Working at NASA, I spend much of my time looking at images of the Earth, and it’s that view from space that gives me a global perspective of our planet. It also gives me a unique sense of intimacy with our world. Just because an event occurs on the other side of the planet doesn’t mean it’s not my home. The Earth is our home. And this is exactly what you can see when you look at the view from space.
Go look at satellite images of Earth for yourself in our Beautiful Earth and Images of Change galleries (the latter is also available as an iPad app). See with your own eyes, and make your own connection. Do that every day.
Thanks for your comments and for sharing your thoughts.
Gavin Schmidt, a colleague of mine at NASA, was interviewed about the severity of climate change on an episode of HBO’s "Vice" that also covered the topic of Greenland’s melting ice sheet.
“If we don’t cut carbon emissions by 80 percent,” Schmidt said, “we’re talking about a scenario where sea level rise is accelerating.” He went on to point out that, “our emissions are going up, not down.”
HBO’s "Vice" is honest and raw, which is the exception, not the norm. Hard-hitting, accurate information about the actual severity of the climate problem is practically non-existent in the media.
The program scared me, and part of me wishes that the rest of society would finally get alarmed about climate change, too, if only it would help move us towards action. Yet I wonder how many people even managed to view this show.
Like many climate scientists and climate science communicators must feel, I’m sick with frustration. I want to shout, “Hey, people of Earth, pay attention! We have collectively changed the planet; it’s a done deal!"

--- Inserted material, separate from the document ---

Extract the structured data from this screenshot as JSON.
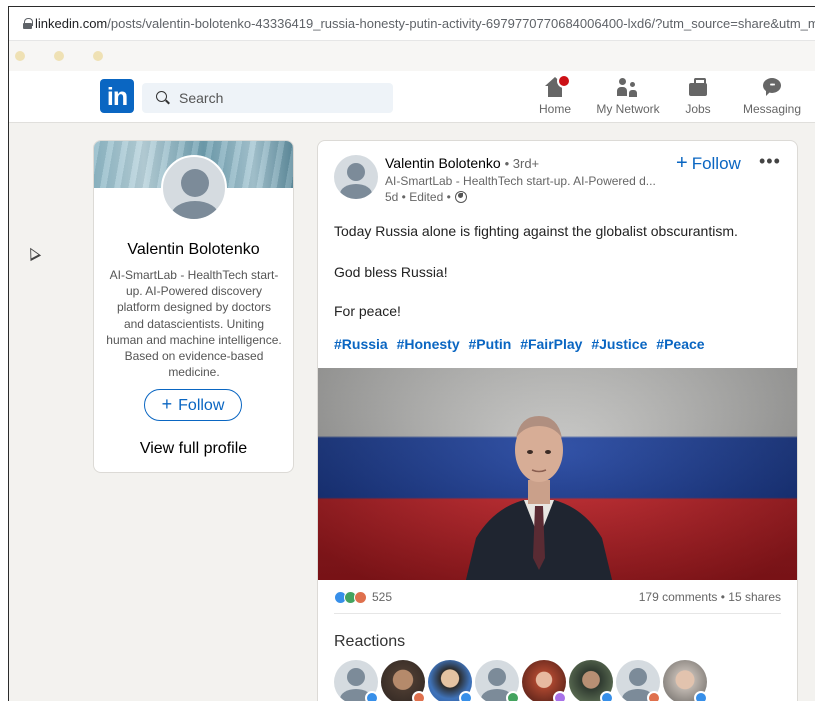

But I also wonder if having another fear over which to get freaked out is what our society needs. We’re so copiously plastered with gun violence and war that the term “prepper” was recently coined to refer to people preparing for Doomsday. (No wonder zombie apocalypse is the new black.) So climate change gets thrown on the heap with pandemics and nuclear annihilations, and we all scoff, “whatever.”
On top of all that, people I know are freaking out over bankruptcy, foreclosure and barely making their rent. How dare I tell them that their personal economic crisis is less dire, less real than the global crisis of climate change?
Last week I presented and organized ClimatePalooza 2014, a collaboration between NASA’s JPL and USC’s Annenberg School of Communication and Journalism that hopes to foster conversation about climate change. We purposely tried to make the event sound less frightening and more inviting. We had music and comedy sketches lined up alongside science talks, booths and discussions about taking action. Yet I question this more light-hearted approach as much as I question a fear-based one.
Climate change is upon us, and it's happening now. The time for debates and fun times has passed.
When creating a message, it’s exhausting trying to find a balance and getting viewers to pay attention without scaring them away. It’s exhausting trying to make a difference. I already have a fuel-efficient vehicle and solar panels, I already write for a climate change website. I walk more, buy local, compost. What more can a person do by themselves? I know we all individually and collectively could be doing more. What do you think?
As always, I look forward to reading your comments.